The following article was written by a colleague and appeared in our local paper.
I post it with Jim's permission.
Sense of Place
by Jim Lucas
One form of transportation as well as exercise I enjoy is walking and bicycling. For the 22 years I have lived in this community it has helped me to have a better sense of place. A sense of place for me is knowing where the first patch of flowers that bloom in the Spring (south side of St. Mary's rectory two weeks ago), recording on a calendar the last snow of the year (last week, so far), the last ice floating through the locks (Memorial Day 1995), I record annually when the certain birds arrive and leave from my feeder and the last frost of the season.
This quirkiness is part of my training as a biologist. But over the years, it has given me a sense of place, a feeling of what to expect next and what I need to do next for this season. For many years I have kept these thoughts to myself, but I have learned many people also have a sense of place, but for different things.
A good friend has passed on where and when endangered native orchids bloom in our region. Some of the locations are secret and some are on secluded plots on public land. By my friend passing on these secret locations, I learned to identify other locations where these same plants seem to thrive. Understanding the sense of place for these plants has given me a better understanding of their niche and my responsibility to protect this place for future generations.
We live in an old home. It is a very comfortable place, but the mystery of the age of the house and its history always has intrigued me. We have the abstract that tells us who owned it before us. From what I learned, William Bell lived in this house (there is a W. B. etched in the glass on a bedroom window) and there were never any young children living in our home. It was not until we removed years of wall¬paper and we found "H. Carr papered this wall 10th June 1890" that I had a sense that real people built and lived in our home.
While digging in the garden years ago I found a clay marble. I still wonder who the child was who lost it. I also know that our property was built on a former wetland where the spoils of the power canal are the basis for my lawn. Dig more then four inches deep and you find basically stones and broken sandstone.
Understanding the history of my home has given me a better understanding of the place we occupy and that the floors must have been rather dirty until 1902 when Hewlett and Co. laid the sidewalk in the front of the house.
It has been a rather pleasant March and April. There has been a record high temperature set this past week but this last Thursday morning we found that the calendar will say Spring, but winter weather can reach out and grab us just about anytime in this area.
Plants are similar us, they thrive best in some places better then others. Plant biologist study these things and documented the best places for certain plants. I have learned that basil grows best in soils above 50 degrees Fahrenheit. My basil has failed for years and the main reason is because I need to fool the plants that this is Italy or Thailand and not Sault Ste Marie. I plan to put a cover over a raised gar¬den so it keeps it warm during our cool summer nights.
If you want to know about what grows in your region, go to the USDA website and consult the hardiness zone and you can choose what best grows in your region
From my experience, I have found the last full moon, around Memorial

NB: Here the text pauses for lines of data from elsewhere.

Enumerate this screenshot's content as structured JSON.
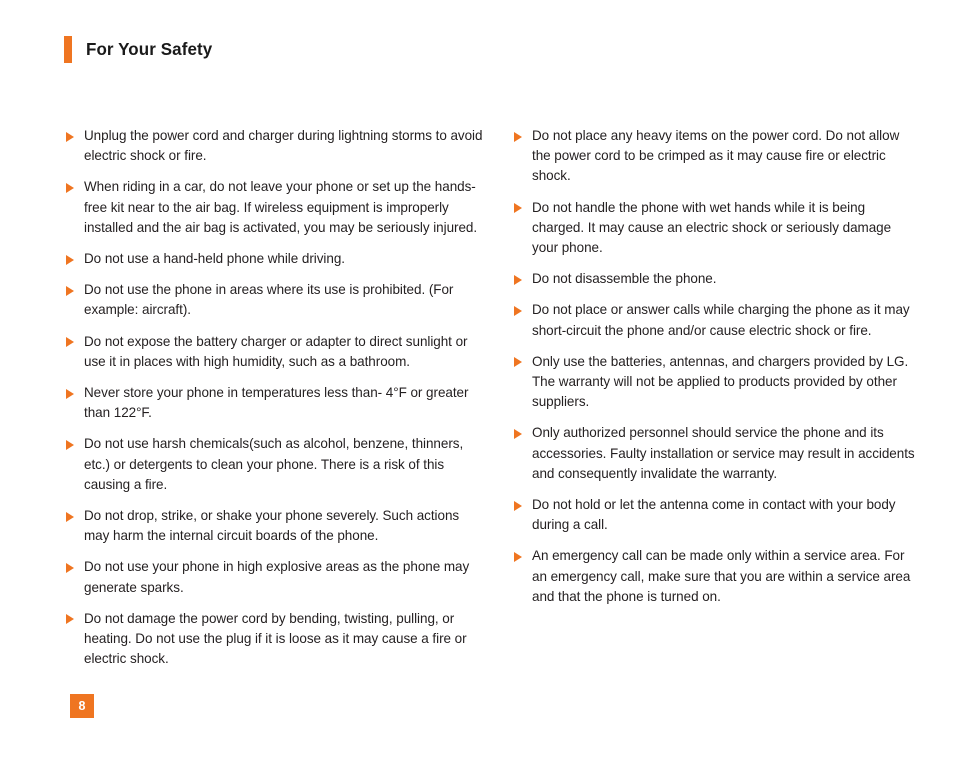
{
  "header": {
    "title": "For Your Safety",
    "accent_color": "#EF7521"
  },
  "bullet": {
    "icon": "triangle-right-icon",
    "color": "#EF7521"
  },
  "columns": {
    "left": [
      "Unplug the power cord and charger during lightning storms to avoid electric shock or fire.",
      "When riding in a car, do not leave your phone or set up the hands-free kit near to the air bag. If wireless equipment is improperly installed and the air bag is activated, you may be seriously injured.",
      "Do not use a hand-held phone while driving.",
      "Do not use the phone in areas where its use is prohibited. (For example: aircraft).",
      "Do not expose the battery charger or adapter to direct sunlight or use it in places with high humidity, such as a bathroom.",
      "Never store your phone in temperatures less than- 4°F or greater than 122°F.",
      "Do not use harsh chemicals(such as alcohol, benzene, thinners, etc.) or detergents to clean your phone. There is a risk of this causing a fire.",
      "Do not drop, strike, or shake your phone severely. Such actions may harm the internal circuit boards of the phone.",
      "Do not use your phone in high explosive areas as the phone may generate sparks.",
      "Do not damage the power cord by bending, twisting, pulling, or heating. Do not use the plug if it is loose as it may cause a fire or electric shock."
    ],
    "right": [
      "Do not place any heavy items on the power cord. Do not allow the power cord to be crimped as it may cause fire or electric shock.",
      "Do not handle the phone with wet hands while it is being charged. It may cause an electric shock or seriously damage your phone.",
      "Do not disassemble the phone.",
      "Do not place or answer calls while charging the phone as it may short-circuit the phone and/or cause electric shock or fire.",
      "Only use the batteries, antennas, and chargers provided by LG. The warranty will not be applied to products provided by other suppliers.",
      "Only authorized personnel should service the phone and its accessories. Faulty installation or service may result in accidents and consequently invalidate the warranty.",
      "Do not hold or let the antenna come in contact with your body during a call.",
      "An emergency call can be made only within a service area. For an emergency call, make sure that you are within a service area and that the phone is turned on."
    ]
  },
  "footer": {
    "page_number": "8",
    "badge_color": "#EF7521"
  }
}
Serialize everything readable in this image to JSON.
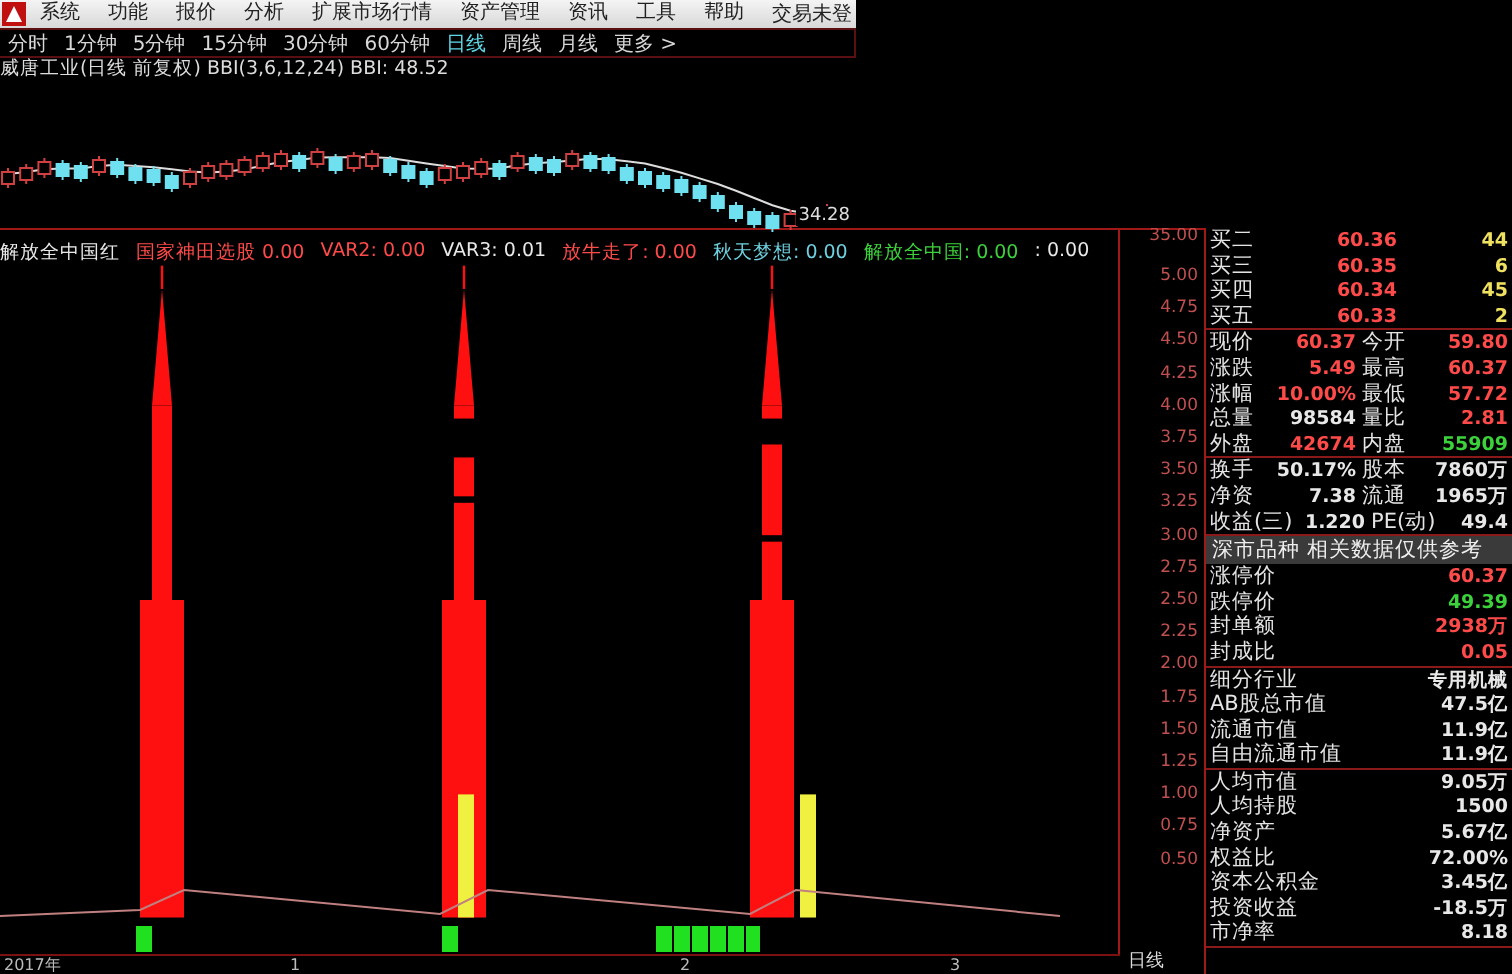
{
  "menu": [
    "系统",
    "功能",
    "报价",
    "分析",
    "扩展市场行情",
    "资产管理",
    "资讯",
    "工具",
    "帮助"
  ],
  "trade_status": "交易未登",
  "periods": [
    {
      "label": "分时",
      "selected": false
    },
    {
      "label": "1分钟",
      "selected": false
    },
    {
      "label": "5分钟",
      "selected": false
    },
    {
      "label": "15分钟",
      "selected": false
    },
    {
      "label": "30分钟",
      "selected": false
    },
    {
      "label": "60分钟",
      "selected": false
    },
    {
      "label": "日线",
      "selected": true
    },
    {
      "label": "周线",
      "selected": false
    },
    {
      "label": "月线",
      "selected": false
    },
    {
      "label": "更多 >",
      "selected": false
    }
  ],
  "price_chart": {
    "title": "威唐工业(日线 前复权) BBI(3,6,12,24) BBI: 48.52",
    "low_label": "34.28"
  },
  "indicator": {
    "name": "解放全中国红",
    "legend": [
      {
        "label": "国家神田选股",
        "value": "0.00",
        "color": "#ff4a4a"
      },
      {
        "label": "VAR2:",
        "value": "0.00",
        "color": "#ff4a4a"
      },
      {
        "label": "VAR3:",
        "value": "0.01",
        "color": "#e8e8e8"
      },
      {
        "label": "放牛走了:",
        "value": "0.00",
        "color": "#ff4a4a"
      },
      {
        "label": "秋天梦想:",
        "value": "0.00",
        "color": "#6fd0e0"
      },
      {
        "label": "解放全中国:",
        "value": "0.00",
        "color": "#3cd23c"
      },
      {
        "label": ":",
        "value": "0.00",
        "color": "#e8e8e8"
      }
    ],
    "y_labels": [
      "35.00",
      "5.00",
      "4.75",
      "4.50",
      "4.25",
      "4.00",
      "3.75",
      "3.50",
      "3.25",
      "3.00",
      "2.75",
      "2.50",
      "2.25",
      "2.00",
      "1.75",
      "1.50",
      "1.25",
      "1.00",
      "0.75",
      "0.50"
    ],
    "x_labels": [
      "2017年",
      "1",
      "2",
      "3"
    ],
    "period_label": "日线"
  },
  "quote": {
    "bids": [
      {
        "label": "买二",
        "price": "60.36",
        "volume": "44"
      },
      {
        "label": "买三",
        "price": "60.35",
        "volume": "6"
      },
      {
        "label": "买四",
        "price": "60.34",
        "volume": "45"
      },
      {
        "label": "买五",
        "price": "60.33",
        "volume": "2"
      }
    ],
    "sections": [
      {
        "kind": "pairs",
        "rows": [
          {
            "items": [
              {
                "label": "现价",
                "value": "60.37",
                "color": "#ff4a4a"
              },
              {
                "label": "今开",
                "value": "59.80",
                "color": "#ff4a4a"
              }
            ]
          },
          {
            "items": [
              {
                "label": "涨跌",
                "value": "5.49",
                "color": "#ff4a4a"
              },
              {
                "label": "最高",
                "value": "60.37",
                "color": "#ff4a4a"
              }
            ]
          },
          {
            "items": [
              {
                "label": "涨幅",
                "value": "10.00%",
                "color": "#ff4a4a"
              },
              {
                "label": "最低",
                "value": "57.72",
                "color": "#ff4a4a"
              }
            ]
          },
          {
            "items": [
              {
                "label": "总量",
                "value": "98584",
                "color": "#e8e8e8"
              },
              {
                "label": "量比",
                "value": "2.81",
                "color": "#ff4a4a"
              }
            ]
          },
          {
            "items": [
              {
                "label": "外盘",
                "value": "42674",
                "color": "#ff4a4a"
              },
              {
                "label": "内盘",
                "value": "55909",
                "color": "#3cd23c"
              }
            ]
          }
        ]
      },
      {
        "kind": "pairs",
        "rows": [
          {
            "items": [
              {
                "label": "换手",
                "value": "50.17%",
                "color": "#e8e8e8"
              },
              {
                "label": "股本",
                "value": "7860万",
                "color": "#e8e8e8"
              }
            ]
          },
          {
            "items": [
              {
                "label": "净资",
                "value": "7.38",
                "color": "#e8e8e8"
              },
              {
                "label": "流通",
                "value": "1965万",
                "color": "#e8e8e8"
              }
            ]
          },
          {
            "items": [
              {
                "label": "收益(三)",
                "value": "1.220",
                "color": "#e8e8e8"
              },
              {
                "label": "PE(动)",
                "value": "49.4",
                "color": "#e8e8e8"
              }
            ]
          }
        ]
      },
      {
        "kind": "banner",
        "text": "深市品种  相关数据仅供参考"
      },
      {
        "kind": "singles",
        "rows": [
          {
            "label": "涨停价",
            "value": "60.37",
            "color": "#ff4a4a"
          },
          {
            "label": "跌停价",
            "value": "49.39",
            "color": "#3cd23c"
          },
          {
            "label": "封单额",
            "value": "2938万",
            "color": "#ff4a4a"
          },
          {
            "label": "封成比",
            "value": "0.05",
            "color": "#ff4a4a"
          }
        ]
      },
      {
        "kind": "singles",
        "rows": [
          {
            "label": "细分行业",
            "value": "专用机械",
            "color": "#e8e8e8"
          },
          {
            "label": "AB股总市值",
            "value": "47.5亿",
            "color": "#e8e8e8"
          },
          {
            "label": "流通市值",
            "value": "11.9亿",
            "color": "#e8e8e8"
          },
          {
            "label": "自由流通市值",
            "value": "11.9亿",
            "color": "#e8e8e8"
          }
        ]
      },
      {
        "kind": "singles",
        "rows": [
          {
            "label": "人均市值",
            "value": "9.05万",
            "color": "#e8e8e8"
          },
          {
            "label": "人均持股",
            "value": "1500",
            "color": "#e8e8e8"
          },
          {
            "label": "净资产",
            "value": "5.67亿",
            "color": "#e8e8e8"
          },
          {
            "label": "权益比",
            "value": "72.00%",
            "color": "#e8e8e8"
          },
          {
            "label": "资本公积金",
            "value": "3.45亿",
            "color": "#e8e8e8"
          },
          {
            "label": "投资收益",
            "value": "-18.5万",
            "color": "#e8e8e8"
          },
          {
            "label": "市净率",
            "value": "8.18",
            "color": "#e8e8e8"
          }
        ]
      }
    ]
  }
}
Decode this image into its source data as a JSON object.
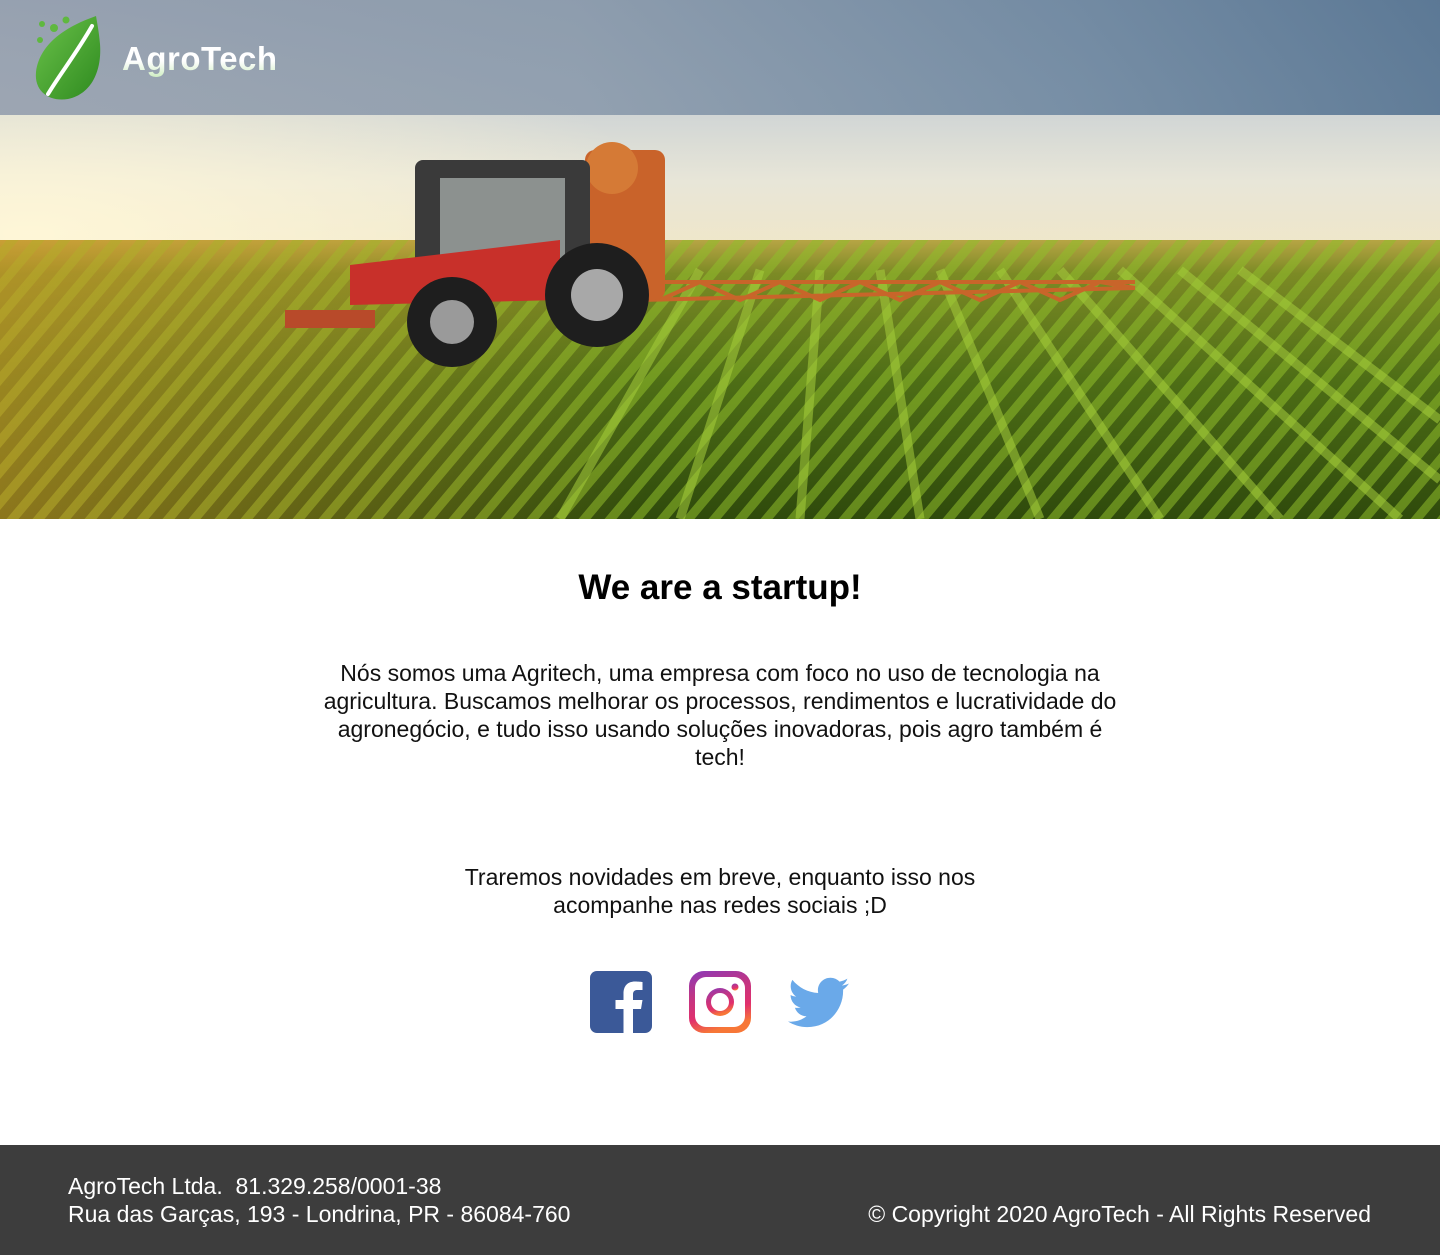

Day, is when it is safe to plant seeds and plants outside of the possibility of frost. But with the possibility of global warming, that is another story for another day.
Jim Lucas is with the Chippewa County Office of Michigan State University Extension Service.